What is expected:
Copy all the records exactly, but keep the pictures out of your version.

'''

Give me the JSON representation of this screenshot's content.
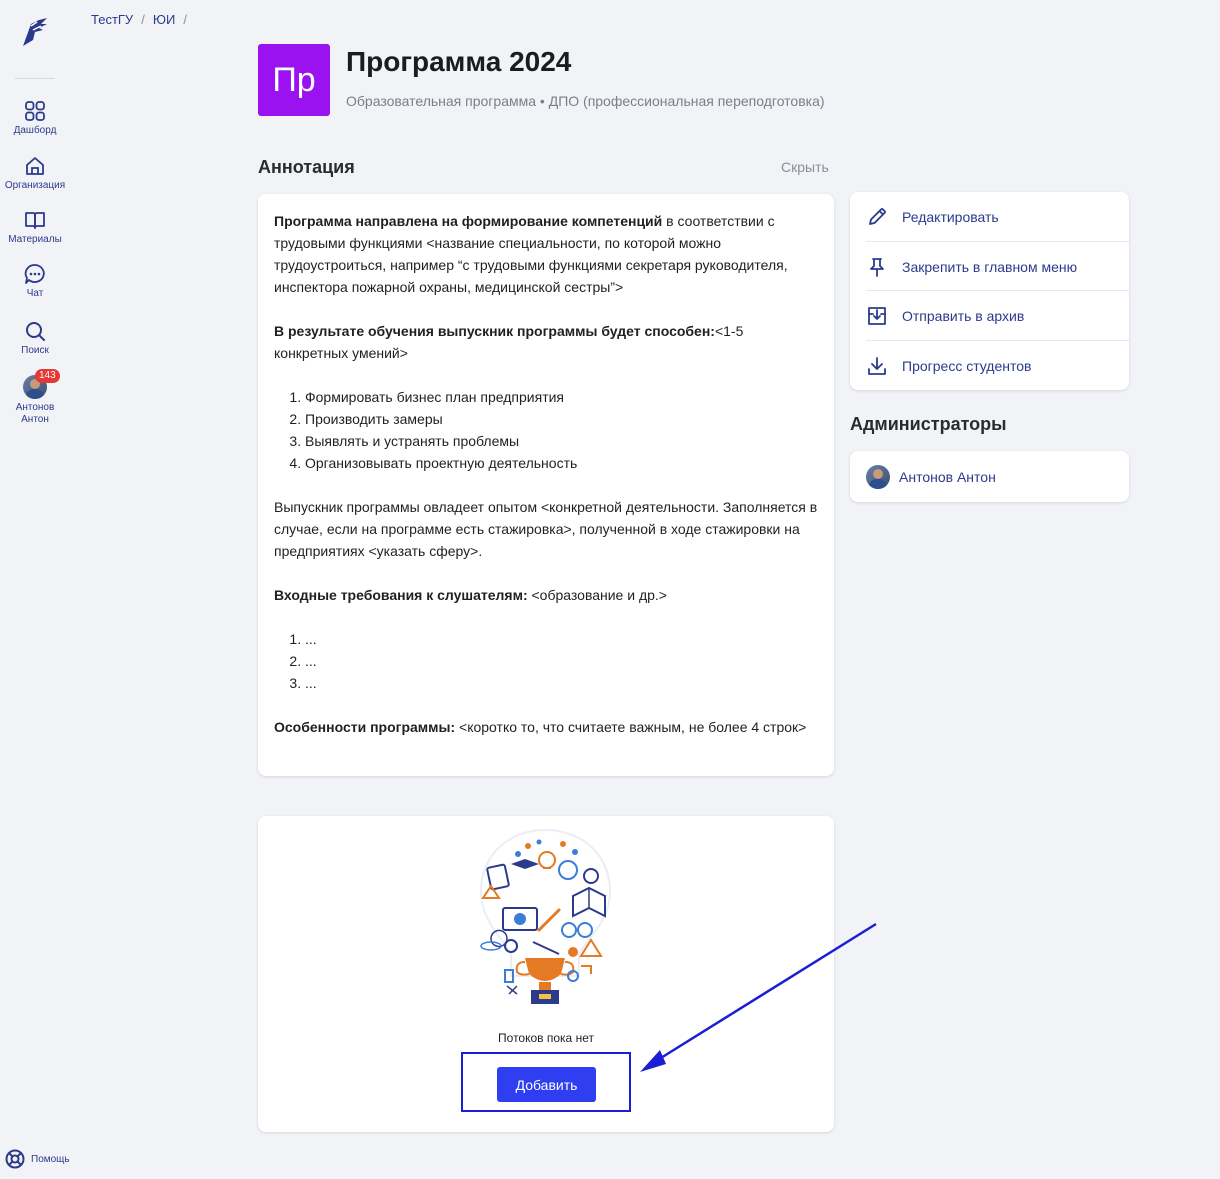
{
  "breadcrumb": [
    "ТестГУ",
    "ЮИ"
  ],
  "sidebar": {
    "items": [
      {
        "label": "Дашборд",
        "icon": "grid-icon"
      },
      {
        "label": "Организация",
        "icon": "home-icon"
      },
      {
        "label": "Материалы",
        "icon": "book-icon"
      },
      {
        "label": "Чат",
        "icon": "chat-icon"
      },
      {
        "label": "Поиск",
        "icon": "search-icon"
      }
    ],
    "user": {
      "first": "Антонов",
      "last": "Антон",
      "badge": "143"
    },
    "help": "Помощь"
  },
  "program": {
    "icon_text": "Пр",
    "title": "Программа 2024",
    "subtitle": "Образовательная программа • ДПО (профессиональная переподготовка)",
    "color": "#9b12f0"
  },
  "annotation": {
    "heading": "Аннотация",
    "hide": "Скрыть",
    "p1_bold": "Программа направлена на формирование компетенций",
    "p1_text": " в соответствии с трудовыми функциями <название специальности, по которой можно трудоустроиться, например “с трудовыми функциями секретаря руководителя, инспектора пожарной охраны, медицинской сестры”>",
    "p2_bold": "В результате обучения выпускник программы будет способен:",
    "p2_text": "<1-5 конкретных умений>",
    "list1": [
      "Формировать бизнес план предприятия",
      "Производить замеры",
      "Выявлять и устранять проблемы",
      "Организовывать проектную деятельность"
    ],
    "p3_text": "Выпускник программы овладеет опытом <конкретной деятельности. Заполняется в случае, если на программе есть стажировка>, полученной в ходе стажировки на предприятиях <указать сферу>.",
    "p4_bold": "Входные требования к слушателям:",
    "p4_text": " <образование и др.>",
    "list2": [
      "...",
      "...",
      "..."
    ],
    "p5_bold": "Особенности программы:",
    "p5_text": " <коротко то, что считаете важным, не более 4 строк>"
  },
  "actions": [
    {
      "label": "Редактировать",
      "icon": "pencil-icon"
    },
    {
      "label": "Закрепить в главном меню",
      "icon": "pin-icon"
    },
    {
      "label": "Отправить в архив",
      "icon": "archive-icon"
    },
    {
      "label": "Прогресс студентов",
      "icon": "download-icon"
    }
  ],
  "admins": {
    "heading": "Администраторы",
    "list": [
      {
        "name": "Антонов Антон"
      }
    ]
  },
  "streams": {
    "empty_text": "Потоков пока нет",
    "add_label": "Добавить"
  },
  "colors": {
    "accent": "#2f3ef0",
    "nav": "#2c3a8c",
    "annotation_arrow": "#1a1fd6"
  }
}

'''

Task answer:
Give me the JSON representation of this screenshot's content.
{
  "breadcrumb": [
    "ТестГУ",
    "ЮИ"
  ],
  "sidebar": {
    "items": [
      {
        "label": "Дашборд",
        "icon": "grid-icon"
      },
      {
        "label": "Организация",
        "icon": "home-icon"
      },
      {
        "label": "Материалы",
        "icon": "book-icon"
      },
      {
        "label": "Чат",
        "icon": "chat-icon"
      },
      {
        "label": "Поиск",
        "icon": "search-icon"
      }
    ],
    "user": {
      "first": "Антонов",
      "last": "Антон",
      "badge": "143"
    },
    "help": "Помощь"
  },
  "program": {
    "icon_text": "Пр",
    "title": "Программа 2024",
    "subtitle": "Образовательная программа • ДПО (профессиональная переподготовка)",
    "color": "#9b12f0"
  },
  "annotation": {
    "heading": "Аннотация",
    "hide": "Скрыть",
    "p1_bold": "Программа направлена на формирование компетенций",
    "p1_text": " в соответствии с трудовыми функциями <название специальности, по которой можно трудоустроиться, например “с трудовыми функциями секретаря руководителя, инспектора пожарной охраны, медицинской сестры”>",
    "p2_bold": "В результате обучения выпускник программы будет способен:",
    "p2_text": "<1-5 конкретных умений>",
    "list1": [
      "Формировать бизнес план предприятия",
      "Производить замеры",
      "Выявлять и устранять проблемы",
      "Организовывать проектную деятельность"
    ],
    "p3_text": "Выпускник программы овладеет опытом <конкретной деятельности. Заполняется в случае, если на программе есть стажировка>, полученной в ходе стажировки на предприятиях <указать сферу>.",
    "p4_bold": "Входные требования к слушателям:",
    "p4_text": " <образование и др.>",
    "list2": [
      "...",
      "...",
      "..."
    ],
    "p5_bold": "Особенности программы:",
    "p5_text": " <коротко то, что считаете важным, не более 4 строк>"
  },
  "actions": [
    {
      "label": "Редактировать",
      "icon": "pencil-icon"
    },
    {
      "label": "Закрепить в главном меню",
      "icon": "pin-icon"
    },
    {
      "label": "Отправить в архив",
      "icon": "archive-icon"
    },
    {
      "label": "Прогресс студентов",
      "icon": "download-icon"
    }
  ],
  "admins": {
    "heading": "Администраторы",
    "list": [
      {
        "name": "Антонов Антон"
      }
    ]
  },
  "streams": {
    "empty_text": "Потоков пока нет",
    "add_label": "Добавить"
  },
  "colors": {
    "accent": "#2f3ef0",
    "nav": "#2c3a8c",
    "annotation_arrow": "#1a1fd6"
  }
}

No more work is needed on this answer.